The GIVEN Institute (“GIVEN”) is a not-for-profit organization dedicated to activating the gifts of young adult women for the Church and the world. We inspire and equip the next generation of female leaders to “receive the gift that they are; realize the gifts they’ve been given; and respond with the gift that only they can give.” Through leadership training, faith formation, and dedicated mentoring, GIVEN forms women for mission and for life.
The flagship event of the GIVEN Institute is the Catholic Young Women’s Leadership Forum. The event (to take place every 2 years) will bring together a diverse group of young adult women from across the country for a multi-day forum. It is designed for young adult Catholic women seeking leadership training, faith formation, and support to better understand and pursue their particular mission and/or vocation. Emerging leaders will have the opportunity to hear from and be mentored by leading Catholic women in both ecclesial and secular fields.
GIVEN was formed to serve young adult Catholic women, who are an underserved though critical demographic marked by a search for identity, community, and purpose. GIVEN’s programming is designed for women between the ages of 21-30, who are navigating a period of time between college graduation and vocational commitment or professional clarity.

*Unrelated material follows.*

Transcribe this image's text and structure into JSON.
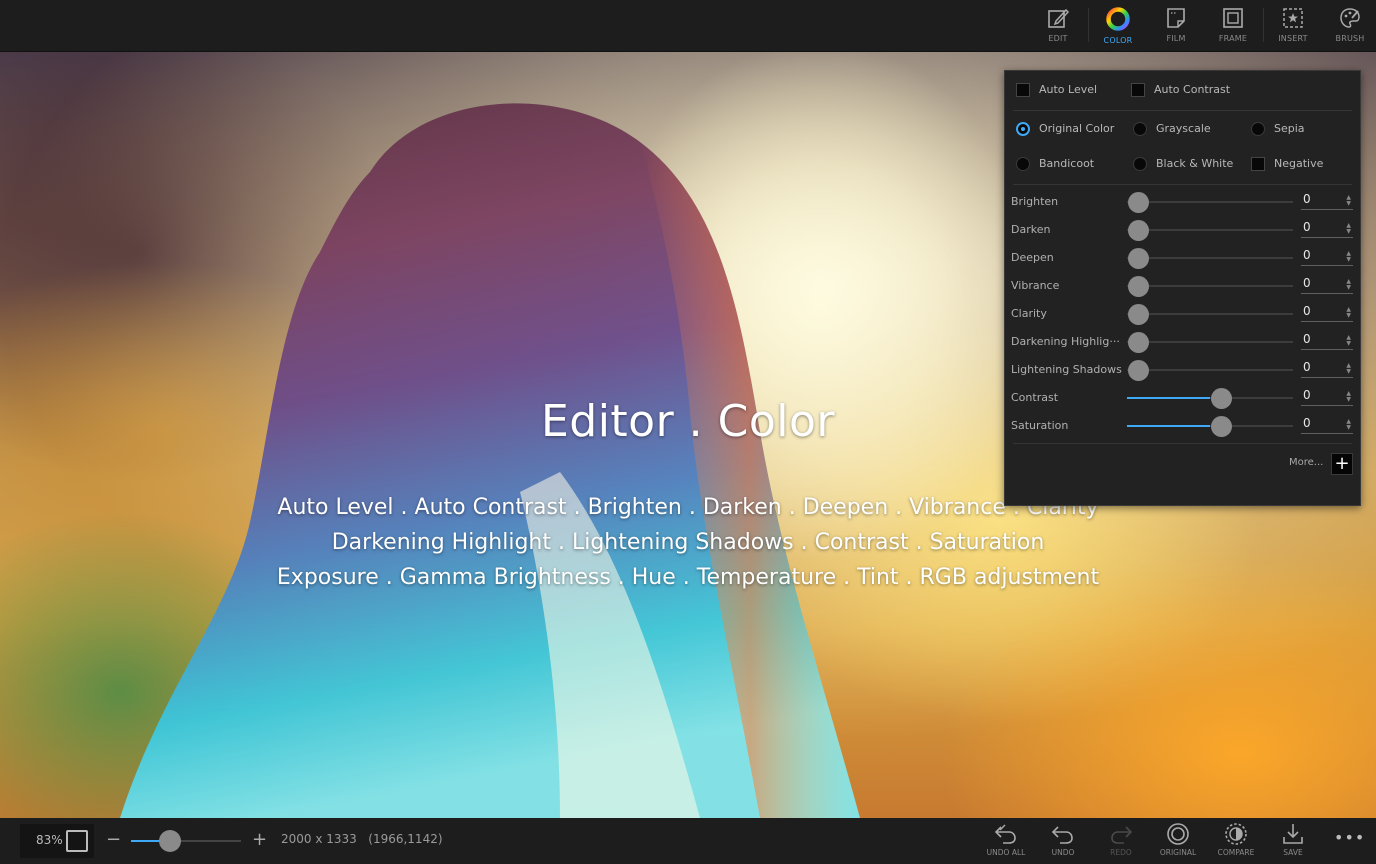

There is a growing number of highly educated, talented young adult women who are looking to make this period of their lives fruitful and purposeful, who want to know that their gifts are needed. GIVEN will identify, equip, and position these women to find a meaningful path for this period, one which also opens up possibilities for their future and enables them to find ways to put their gifts in service to the Church and the common good.
Many excellent corporate leadership development programs do exist; however, growth in leadership is often framed as something in tension or at odds with other vocational responsibilities. There are many Catholic ministries and apostolates which provide faith formation to women, but few, if any, explicitly invest in their leadership development.

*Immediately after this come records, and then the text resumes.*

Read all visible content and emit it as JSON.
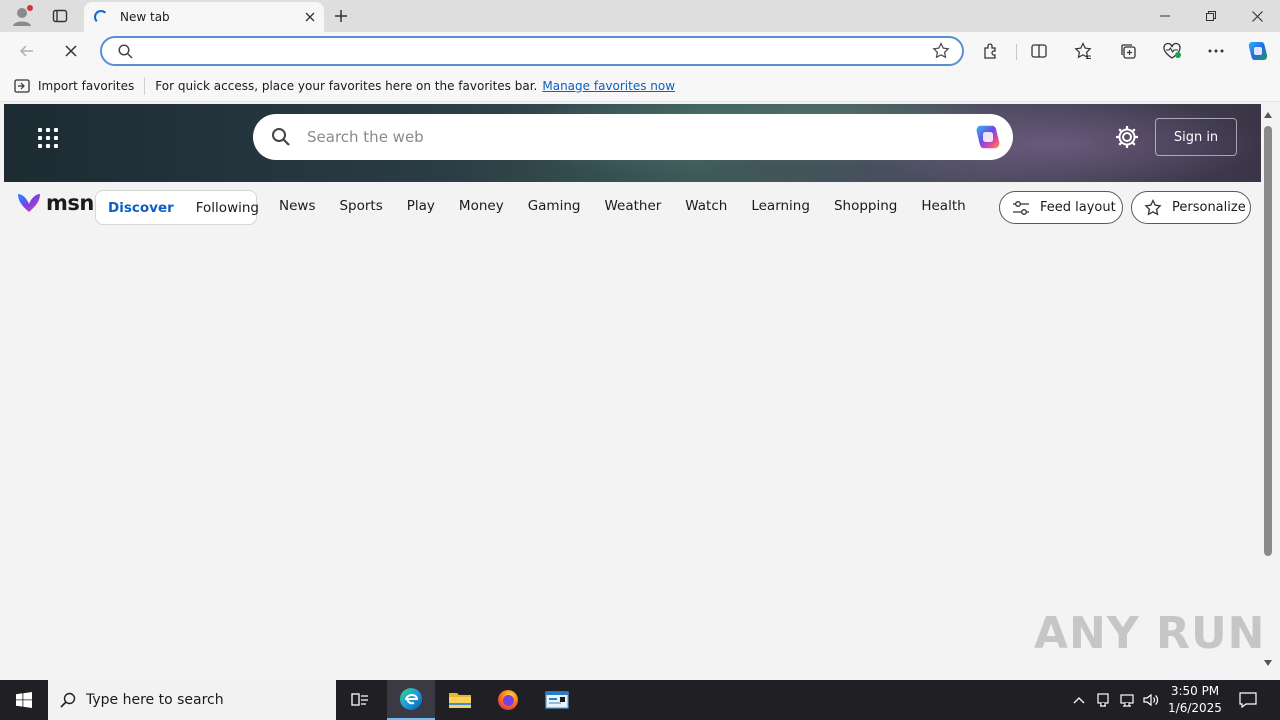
{
  "browser": {
    "tab_title": "New tab",
    "address_value": "",
    "favorites_bar": {
      "import_label": "Import favorites",
      "message": "For quick access, place your favorites here on the favorites bar.",
      "link_label": "Manage favorites now"
    }
  },
  "msn": {
    "search_placeholder": "Search the web",
    "sign_in_label": "Sign in",
    "logo_text": "msn",
    "pill": {
      "discover": "Discover",
      "following": "Following"
    },
    "categories": [
      "News",
      "Sports",
      "Play",
      "Money",
      "Gaming",
      "Weather",
      "Watch",
      "Learning",
      "Shopping",
      "Health"
    ],
    "feed_layout_label": "Feed layout",
    "personalize_label": "Personalize"
  },
  "watermark": "ANY RUN",
  "taskbar": {
    "search_placeholder": "Type here to search",
    "time": "3:50 PM",
    "date": "1/6/2025"
  },
  "colors": {
    "accent": "#0f5fc2",
    "address_border": "#5a8fd6",
    "taskbar": "#1f1f24"
  }
}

GIVEN will bring together these elements of leadership development, faith formation, and mentorship to provide a comprehensive and transformative personal investment in the lives of future Catholic women leaders.
By investing in this demographic, the Church is also making an investment in its future. Throughout the course of this summer, many commentators noted that an incisive presence of faithful, skilled women would help the Church in its renewal and reform. But it’s also a matter of urgency for the life and mission of the Church.
The distinct phenomena of the disaffiliation of young adult women, an aging population of religious sisters, and a culture which undervalues marriage and family life will soon converge. From its earliest days, women have been the backbone of the life and mission of the Church. This is a critical time for the Church to inspire and equip the next generation of Catholic women leaders to put their gifts in service of the Gospel.